There are several ways to cut chiffon, but here are some important rules and tricks I learned for this type of project:
• Use the finest silk pins to avoid marring your fabric.
• The fabric and the pattern pieces need to be pinned relatively close, with less pins on grain and more pins on curves or off-grain edges.
• Serrated scissors provide an excellent grip when cutting slippery fabrics.
Preparing for stitching
First of all, you may often notice that your fabric tends to get pulled into the bobbin area, or up through the foot opening (and this is especially true for chiffons, lace, and even batistes). Here are a few tips to help you avoid this:
• Switch to the straight stitch or single-hole throat plate. The fabric is supported as the stitch is formed. To avoid breaking the needle, make sure your needle is in the center position.
• For maximum control, use a straight stitch foot.
• Finally, before you start stitching, hold both thread ends firm with your hand to prevent the fabric from drawing into your machine throat plate.
It is absolutely essential to make a few samples before you start sewing with the actual fabric! You don’t want to ruin your garment pieces before you even put them together. I didn’t own these tools when I was working on my lace blouse for the April couture challenge and the lace swatch I used for the sample was almost eaten up by the machine. So, I made the French seams by hand – another option if you don’t have these accessories. In fact, hand-sewn French seams have more give – and there are situations when you want to make use of it.
Of course, this is not the only way to work with delicate or sheer fabrics, and it is up to you to choose a method you are most comfortable with. In addition, I can recommend to you great tutorials by Paco Peralta, a Spanish designer who uses many couture techniques in his work. Whatever method you choose, make sure you make a few samples before you start working on the actual garment.
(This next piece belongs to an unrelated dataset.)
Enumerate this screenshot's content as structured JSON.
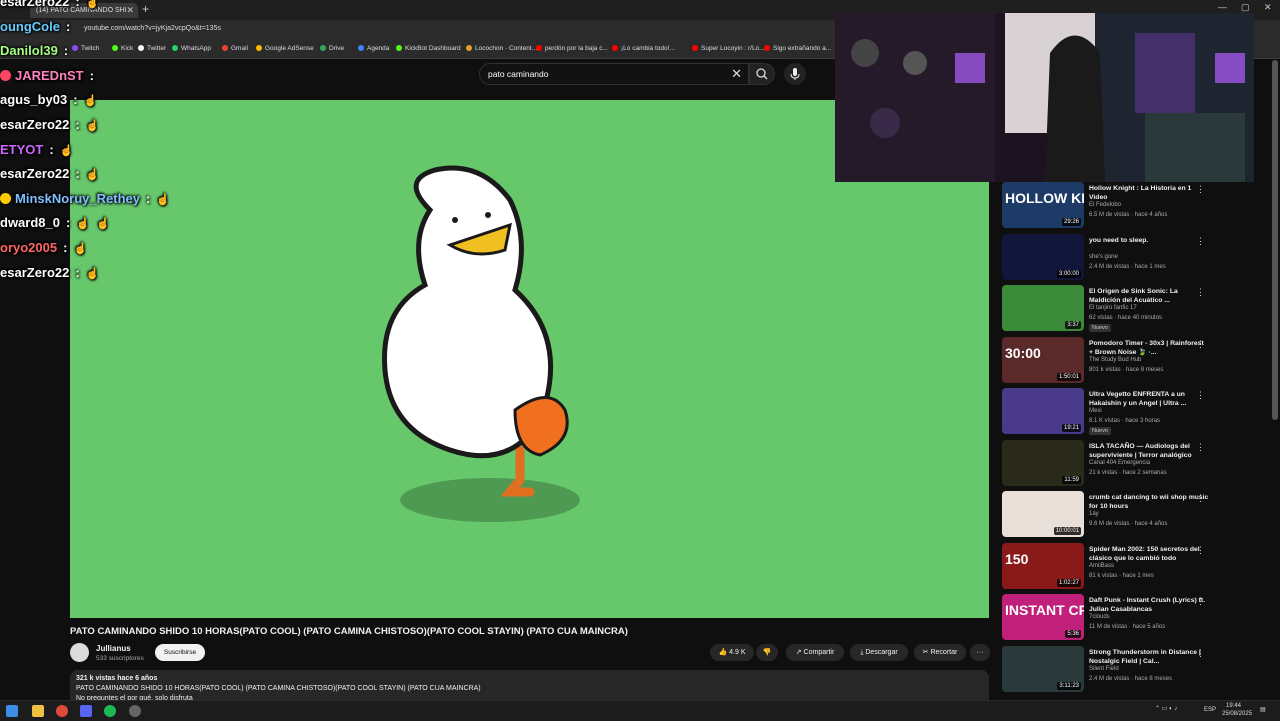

Single-stitch throat plate (on the right) is a great help when stitching delicate fabrics.
When sewing fine silks, the best advice is to avoid polyester thread because it can cause puckering. Instead, use fine mercerized cotton thread. 100% silk thread is good for hand sewing, but not for machine stitches because it is too strong and doesn’t have the same give as cotton.
Another trick to avoid puckering in chiffon is taut sewing. This works mostly with on-grain seams, where fabric distortion is less likely to happen. Grasp the fabric with your fingers behind and in front of the presser foot and hold it taut as you sew, trying not to pull the fabric so that it doesn’t interfere with the feed.
Finally, I recommend using microtex needles. Universal needles deflect the yarns, while microtex will cut through threads, resulting in a straighter stitch.
The lace top
While I will feature some construction details of the lace top in the final post, I wanted to share with you some thoughts on how to save fabric and money when purchasing lace for this dress.
1. Make the muslin (trial garment) for the entire dress and check for proportions and length of both the dress and the top. After the length of the top is determined, take the top pattern pieces to the fabric store.
2. If the lace you like, has scallops on both sides, check if you can lay out the pattern pieces along both edges instead of only along one edge. This will save quite a lot of fabric and money.
3. Finally, if you are using lace scallops for neckline and armhole finishing, you will need more fabric for scallops.
That’s all for planning. In my next post in two weeks, I will show you the finished garment and cover the construction of the dress, which will include Susan’s tips on finishing details for the Chantilly lace blouse, and the handling of chiffon skirt seams, hems, and the top edge. For more on working with slippery fabrics and sheers visit my blog. So, stay tuned and feel free to ask questions!
Marina von Koenig shares her couture learning experience on her blog Frabjous Couture (also available in German).